*Provided data:*
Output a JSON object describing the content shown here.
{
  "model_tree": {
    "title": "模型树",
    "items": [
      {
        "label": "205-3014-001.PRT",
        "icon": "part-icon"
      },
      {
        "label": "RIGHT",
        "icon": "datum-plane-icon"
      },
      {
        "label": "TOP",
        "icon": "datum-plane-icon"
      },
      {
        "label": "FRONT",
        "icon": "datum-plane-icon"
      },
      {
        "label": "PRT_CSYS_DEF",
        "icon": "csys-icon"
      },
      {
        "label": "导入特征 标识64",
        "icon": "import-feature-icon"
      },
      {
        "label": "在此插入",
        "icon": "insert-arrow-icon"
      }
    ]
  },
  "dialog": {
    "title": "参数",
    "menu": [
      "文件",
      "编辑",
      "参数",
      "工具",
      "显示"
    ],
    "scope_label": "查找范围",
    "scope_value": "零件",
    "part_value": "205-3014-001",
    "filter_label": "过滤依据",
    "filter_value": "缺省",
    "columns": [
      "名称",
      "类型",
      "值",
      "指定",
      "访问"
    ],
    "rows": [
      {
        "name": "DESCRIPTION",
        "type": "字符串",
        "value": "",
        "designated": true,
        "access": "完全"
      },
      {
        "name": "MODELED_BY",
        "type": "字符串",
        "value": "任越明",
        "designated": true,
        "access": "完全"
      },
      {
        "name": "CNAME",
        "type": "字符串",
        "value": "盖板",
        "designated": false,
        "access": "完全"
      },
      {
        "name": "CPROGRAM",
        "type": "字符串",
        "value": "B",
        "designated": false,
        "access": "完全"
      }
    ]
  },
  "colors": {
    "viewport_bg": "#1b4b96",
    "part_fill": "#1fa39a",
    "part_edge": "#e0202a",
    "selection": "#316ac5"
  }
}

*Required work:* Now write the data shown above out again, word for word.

*Answer section:*
Output a JSON object describing the content shown here.
{
  "model_tree": {
    "title": "模型树",
    "items": [
      {
        "label": "205-3014-001.PRT",
        "icon": "part-icon"
      },
      {
        "label": "RIGHT",
        "icon": "datum-plane-icon"
      },
      {
        "label": "TOP",
        "icon": "datum-plane-icon"
      },
      {
        "label": "FRONT",
        "icon": "datum-plane-icon"
      },
      {
        "label": "PRT_CSYS_DEF",
        "icon": "csys-icon"
      },
      {
        "label": "导入特征 标识64",
        "icon": "import-feature-icon"
      },
      {
        "label": "在此插入",
        "icon": "insert-arrow-icon"
      }
    ]
  },
  "dialog": {
    "title": "参数",
    "menu": [
      "文件",
      "编辑",
      "参数",
      "工具",
      "显示"
    ],
    "scope_label": "查找范围",
    "scope_value": "零件",
    "part_value": "205-3014-001",
    "filter_label": "过滤依据",
    "filter_value": "缺省",
    "columns": [
      "名称",
      "类型",
      "值",
      "指定",
      "访问"
    ],
    "rows": [
      {
        "name": "DESCRIPTION",
        "type": "字符串",
        "value": "",
        "designated": true,
        "access": "完全"
      },
      {
        "name": "MODELED_BY",
        "type": "字符串",
        "value": "任越明",
        "designated": true,
        "access": "完全"
      },
      {
        "name": "CNAME",
        "type": "字符串",
        "value": "盖板",
        "designated": false,
        "access": "完全"
      },
      {
        "name": "CPROGRAM",
        "type": "字符串",
        "value": "B",
        "designated": false,
        "access": "完全"
      }
    ]
  },
  "colors": {
    "viewport_bg": "#1b4b96",
    "part_fill": "#1fa39a",
    "part_edge": "#e0202a",
    "selection": "#316ac5"
  }
}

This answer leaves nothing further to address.